**Information**
● ● ● ● ● ● ●

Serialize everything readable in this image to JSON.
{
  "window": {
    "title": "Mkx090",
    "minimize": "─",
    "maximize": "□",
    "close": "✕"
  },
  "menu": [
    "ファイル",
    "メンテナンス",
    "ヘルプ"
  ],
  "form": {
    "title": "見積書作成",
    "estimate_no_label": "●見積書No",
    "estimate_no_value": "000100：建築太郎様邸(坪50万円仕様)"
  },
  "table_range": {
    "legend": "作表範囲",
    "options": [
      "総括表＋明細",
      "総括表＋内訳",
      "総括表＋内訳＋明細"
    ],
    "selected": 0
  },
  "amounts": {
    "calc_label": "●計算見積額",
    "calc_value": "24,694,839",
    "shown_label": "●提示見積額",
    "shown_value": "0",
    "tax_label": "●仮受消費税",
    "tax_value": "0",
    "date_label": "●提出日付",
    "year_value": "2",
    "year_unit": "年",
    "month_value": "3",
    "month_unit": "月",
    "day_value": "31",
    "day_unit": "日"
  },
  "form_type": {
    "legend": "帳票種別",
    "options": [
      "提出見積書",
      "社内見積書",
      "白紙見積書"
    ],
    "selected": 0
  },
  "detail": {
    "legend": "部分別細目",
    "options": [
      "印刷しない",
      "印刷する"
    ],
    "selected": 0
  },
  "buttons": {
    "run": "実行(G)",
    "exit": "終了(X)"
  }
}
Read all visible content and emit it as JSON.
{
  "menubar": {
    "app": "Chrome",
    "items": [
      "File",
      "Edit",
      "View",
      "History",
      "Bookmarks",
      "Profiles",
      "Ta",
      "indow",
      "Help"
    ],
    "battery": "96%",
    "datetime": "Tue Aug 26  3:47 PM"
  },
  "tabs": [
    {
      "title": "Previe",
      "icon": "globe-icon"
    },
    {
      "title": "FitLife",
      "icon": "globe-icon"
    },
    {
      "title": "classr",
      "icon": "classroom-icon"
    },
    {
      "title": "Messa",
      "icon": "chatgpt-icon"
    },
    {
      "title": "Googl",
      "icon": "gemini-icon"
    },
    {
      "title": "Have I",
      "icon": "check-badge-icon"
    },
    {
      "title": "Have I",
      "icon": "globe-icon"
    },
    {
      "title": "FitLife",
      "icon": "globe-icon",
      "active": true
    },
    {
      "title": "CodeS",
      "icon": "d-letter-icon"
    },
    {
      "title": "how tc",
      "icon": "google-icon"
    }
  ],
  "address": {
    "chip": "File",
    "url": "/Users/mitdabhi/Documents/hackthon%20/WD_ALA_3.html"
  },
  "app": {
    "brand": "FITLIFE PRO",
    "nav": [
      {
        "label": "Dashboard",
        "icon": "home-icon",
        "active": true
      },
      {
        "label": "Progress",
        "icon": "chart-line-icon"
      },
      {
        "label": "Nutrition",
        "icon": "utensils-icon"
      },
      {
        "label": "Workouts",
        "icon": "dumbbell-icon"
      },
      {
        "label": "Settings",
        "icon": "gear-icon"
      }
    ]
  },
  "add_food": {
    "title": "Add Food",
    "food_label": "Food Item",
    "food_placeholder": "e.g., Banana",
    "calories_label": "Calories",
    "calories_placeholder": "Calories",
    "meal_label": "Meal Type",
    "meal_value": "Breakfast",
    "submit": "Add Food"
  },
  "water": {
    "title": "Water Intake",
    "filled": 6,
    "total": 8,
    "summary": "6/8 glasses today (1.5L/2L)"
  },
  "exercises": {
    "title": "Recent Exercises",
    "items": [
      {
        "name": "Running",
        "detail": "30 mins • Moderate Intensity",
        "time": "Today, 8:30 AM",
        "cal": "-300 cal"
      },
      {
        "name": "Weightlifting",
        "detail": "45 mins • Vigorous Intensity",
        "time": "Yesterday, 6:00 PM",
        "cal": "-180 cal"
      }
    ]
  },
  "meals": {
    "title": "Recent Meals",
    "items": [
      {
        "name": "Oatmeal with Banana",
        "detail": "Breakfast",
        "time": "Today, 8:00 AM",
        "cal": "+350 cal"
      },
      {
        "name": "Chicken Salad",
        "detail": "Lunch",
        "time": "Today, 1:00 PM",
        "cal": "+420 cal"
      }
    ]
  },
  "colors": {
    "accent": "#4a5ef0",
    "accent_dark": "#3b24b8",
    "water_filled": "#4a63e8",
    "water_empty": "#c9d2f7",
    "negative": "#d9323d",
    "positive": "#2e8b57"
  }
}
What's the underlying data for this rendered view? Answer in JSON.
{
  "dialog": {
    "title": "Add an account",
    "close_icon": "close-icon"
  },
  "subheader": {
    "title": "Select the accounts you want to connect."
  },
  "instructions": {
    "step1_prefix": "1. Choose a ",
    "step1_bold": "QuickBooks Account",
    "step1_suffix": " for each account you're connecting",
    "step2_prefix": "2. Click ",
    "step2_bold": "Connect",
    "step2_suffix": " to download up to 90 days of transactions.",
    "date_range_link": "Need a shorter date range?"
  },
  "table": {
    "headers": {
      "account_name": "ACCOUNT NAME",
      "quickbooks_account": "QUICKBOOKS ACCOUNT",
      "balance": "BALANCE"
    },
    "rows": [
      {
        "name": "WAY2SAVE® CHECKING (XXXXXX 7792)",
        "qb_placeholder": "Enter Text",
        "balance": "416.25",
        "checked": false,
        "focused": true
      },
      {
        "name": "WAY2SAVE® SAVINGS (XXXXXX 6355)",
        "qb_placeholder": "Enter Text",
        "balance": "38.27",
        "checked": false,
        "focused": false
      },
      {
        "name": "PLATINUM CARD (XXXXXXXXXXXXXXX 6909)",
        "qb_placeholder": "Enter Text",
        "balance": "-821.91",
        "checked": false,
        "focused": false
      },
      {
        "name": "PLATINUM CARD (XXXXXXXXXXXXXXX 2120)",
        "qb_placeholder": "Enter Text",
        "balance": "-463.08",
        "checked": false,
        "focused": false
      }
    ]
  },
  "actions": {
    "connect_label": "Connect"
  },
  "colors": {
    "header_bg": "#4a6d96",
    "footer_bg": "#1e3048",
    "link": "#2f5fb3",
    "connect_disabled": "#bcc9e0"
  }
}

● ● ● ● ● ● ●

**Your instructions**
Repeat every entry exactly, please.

**Result of the exercise**
Serialize everything readable in this image to JSON.
{
  "window": {
    "title": "Mkx090",
    "minimize": "─",
    "maximize": "□",
    "close": "✕"
  },
  "menu": [
    "ファイル",
    "メンテナンス",
    "ヘルプ"
  ],
  "form": {
    "title": "見積書作成",
    "estimate_no_label": "●見積書No",
    "estimate_no_value": "000100：建築太郎様邸(坪50万円仕様)"
  },
  "table_range": {
    "legend": "作表範囲",
    "options": [
      "総括表＋明細",
      "総括表＋内訳",
      "総括表＋内訳＋明細"
    ],
    "selected": 0
  },
  "amounts": {
    "calc_label": "●計算見積額",
    "calc_value": "24,694,839",
    "shown_label": "●提示見積額",
    "shown_value": "0",
    "tax_label": "●仮受消費税",
    "tax_value": "0",
    "date_label": "●提出日付",
    "year_value": "2",
    "year_unit": "年",
    "month_value": "3",
    "month_unit": "月",
    "day_value": "31",
    "day_unit": "日"
  },
  "form_type": {
    "legend": "帳票種別",
    "options": [
      "提出見積書",
      "社内見積書",
      "白紙見積書"
    ],
    "selected": 0
  },
  "detail": {
    "legend": "部分別細目",
    "options": [
      "印刷しない",
      "印刷する"
    ],
    "selected": 0
  },
  "buttons": {
    "run": "実行(G)",
    "exit": "終了(X)"
  }
}
Read all visible content and emit it as JSON.
{
  "menubar": {
    "app": "Chrome",
    "items": [
      "File",
      "Edit",
      "View",
      "History",
      "Bookmarks",
      "Profiles",
      "Ta",
      "indow",
      "Help"
    ],
    "battery": "96%",
    "datetime": "Tue Aug 26  3:47 PM"
  },
  "tabs": [
    {
      "title": "Previe",
      "icon": "globe-icon"
    },
    {
      "title": "FitLife",
      "icon": "globe-icon"
    },
    {
      "title": "classr",
      "icon": "classroom-icon"
    },
    {
      "title": "Messa",
      "icon": "chatgpt-icon"
    },
    {
      "title": "Googl",
      "icon": "gemini-icon"
    },
    {
      "title": "Have I",
      "icon": "check-badge-icon"
    },
    {
      "title": "Have I",
      "icon": "globe-icon"
    },
    {
      "title": "FitLife",
      "icon": "globe-icon",
      "active": true
    },
    {
      "title": "CodeS",
      "icon": "d-letter-icon"
    },
    {
      "title": "how tc",
      "icon": "google-icon"
    }
  ],
  "address": {
    "chip": "File",
    "url": "/Users/mitdabhi/Documents/hackthon%20/WD_ALA_3.html"
  },
  "app": {
    "brand": "FITLIFE PRO",
    "nav": [
      {
        "label": "Dashboard",
        "icon": "home-icon",
        "active": true
      },
      {
        "label": "Progress",
        "icon": "chart-line-icon"
      },
      {
        "label": "Nutrition",
        "icon": "utensils-icon"
      },
      {
        "label": "Workouts",
        "icon": "dumbbell-icon"
      },
      {
        "label": "Settings",
        "icon": "gear-icon"
      }
    ]
  },
  "add_food": {
    "title": "Add Food",
    "food_label": "Food Item",
    "food_placeholder": "e.g., Banana",
    "calories_label": "Calories",
    "calories_placeholder": "Calories",
    "meal_label": "Meal Type",
    "meal_value": "Breakfast",
    "submit": "Add Food"
  },
  "water": {
    "title": "Water Intake",
    "filled": 6,
    "total": 8,
    "summary": "6/8 glasses today (1.5L/2L)"
  },
  "exercises": {
    "title": "Recent Exercises",
    "items": [
      {
        "name": "Running",
        "detail": "30 mins • Moderate Intensity",
        "time": "Today, 8:30 AM",
        "cal": "-300 cal"
      },
      {
        "name": "Weightlifting",
        "detail": "45 mins • Vigorous Intensity",
        "time": "Yesterday, 6:00 PM",
        "cal": "-180 cal"
      }
    ]
  },
  "meals": {
    "title": "Recent Meals",
    "items": [
      {
        "name": "Oatmeal with Banana",
        "detail": "Breakfast",
        "time": "Today, 8:00 AM",
        "cal": "+350 cal"
      },
      {
        "name": "Chicken Salad",
        "detail": "Lunch",
        "time": "Today, 1:00 PM",
        "cal": "+420 cal"
      }
    ]
  },
  "colors": {
    "accent": "#4a5ef0",
    "accent_dark": "#3b24b8",
    "water_filled": "#4a63e8",
    "water_empty": "#c9d2f7",
    "negative": "#d9323d",
    "positive": "#2e8b57"
  }
}
What's the underlying data for this rendered view? Answer in JSON.
{
  "dialog": {
    "title": "Add an account",
    "close_icon": "close-icon"
  },
  "subheader": {
    "title": "Select the accounts you want to connect."
  },
  "instructions": {
    "step1_prefix": "1. Choose a ",
    "step1_bold": "QuickBooks Account",
    "step1_suffix": " for each account you're connecting",
    "step2_prefix": "2. Click ",
    "step2_bold": "Connect",
    "step2_suffix": " to download up to 90 days of transactions.",
    "date_range_link": "Need a shorter date range?"
  },
  "table": {
    "headers": {
      "account_name": "ACCOUNT NAME",
      "quickbooks_account": "QUICKBOOKS ACCOUNT",
      "balance": "BALANCE"
    },
    "rows": [
      {
        "name": "WAY2SAVE® CHECKING (XXXXXX 7792)",
        "qb_placeholder": "Enter Text",
        "balance": "416.25",
        "checked": false,
        "focused": true
      },
      {
        "name": "WAY2SAVE® SAVINGS (XXXXXX 6355)",
        "qb_placeholder": "Enter Text",
        "balance": "38.27",
        "checked": false,
        "focused": false
      },
      {
        "name": "PLATINUM CARD (XXXXXXXXXXXXXXX 6909)",
        "qb_placeholder": "Enter Text",
        "balance": "-821.91",
        "checked": false,
        "focused": false
      },
      {
        "name": "PLATINUM CARD (XXXXXXXXXXXXXXX 2120)",
        "qb_placeholder": "Enter Text",
        "balance": "-463.08",
        "checked": false,
        "focused": false
      }
    ]
  },
  "actions": {
    "connect_label": "Connect"
  },
  "colors": {
    "header_bg": "#4a6d96",
    "footer_bg": "#1e3048",
    "link": "#2f5fb3",
    "connect_disabled": "#bcc9e0"
  }
}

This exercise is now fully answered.